When a friend or loved one is living with a painful illness it can be difficult to know how best we can help. Painful conditions can vary in intensity from day to day, the symptoms can come and go and are often not visible. Here are 5 ways you can help your friend or loved one.
Don’t stop inviting friends or loved ones to join in with activities.
Pain can be isolating. Living with pain can make it both physically and emotionally difficult to interact and be sociable. Plans might have to be cancelled at short notice or are turned down in the first place. But this shouldn’t stop you inviting your friends for dinner, to go see a film or meet up for a coffee.
When you invite someone living with pain let them know that the invite isn’t mandatory. If they have to drop out at the last minute, that’s ok. A ‘no obligation invite’ is one that someone living with pain may feel more comfortable accepting.
Don't take a "no" personally.
When a friend or loved one is ill, of course we want to see them, make them feel better or just keep them company. However, for someone living with pain the unpredictability of their conditions may make it difficult. They may not want you to come. Please don’t take it personally, keep trying. Saying ‘no’ to your visit or invitation isn’t a reflection on your friend or loved one’s feelings for you but rather on how they are feeling that day.
Don't touch without asking first.
When you do see your friends or loved ones always check first before giving that hug. People with illnesses that cause pain like fibromyalgia can be sensitive to touch so they may be pleased to see you but your hug could cause their condition to flare up.
Be supportive and encouraging but watch the advice!
We all want to help our friends and loved ones but try not to offer advice to people living with pain about what they should or should not be doing. Suggesting treatments or supplements you’ve read about isn’t a good idea unless you know your friend or loved one would welcome that.
Maybe no advice but do offer your help.
Offer to make meals, help with food shopping, pick up the dry cleaning and make time to be patient and listen if your friend or loved one wants to talk or ask for your opinion or help - it might take them time to put their thoughts into words.
If you’re worried that your friend might not feel able to accept your help it might be easier if you present it as something you’re already doing. For example:
- I’m going to the supermarket today. Do you need anything?
- I’m heading into town tomorrow. Is there anything I can pick up for you while I’m there?
- I’m taking the kids to the park on Saturday, if your kids want to go too I can pick them up on the way.

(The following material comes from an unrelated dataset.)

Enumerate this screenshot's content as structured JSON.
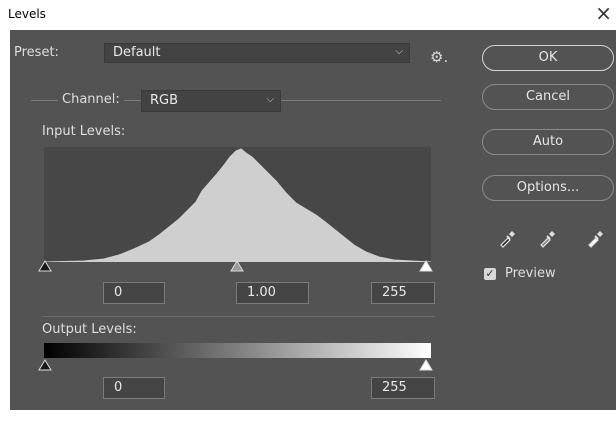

When each day feels like a constant battle one of the best things you can do for a friend or loved one living with pain is the assurance that you’ll be there for them. Being in pain can be lonely.
Explaining Your Pain
Persistent pain (sometimes called chronic or long-term pain) is described as ‘pain that continues for three months or more and may not respond to standard medical treatment.
This article helps to explain what is going on when people have persistent pain, how they feel and what they can do about it.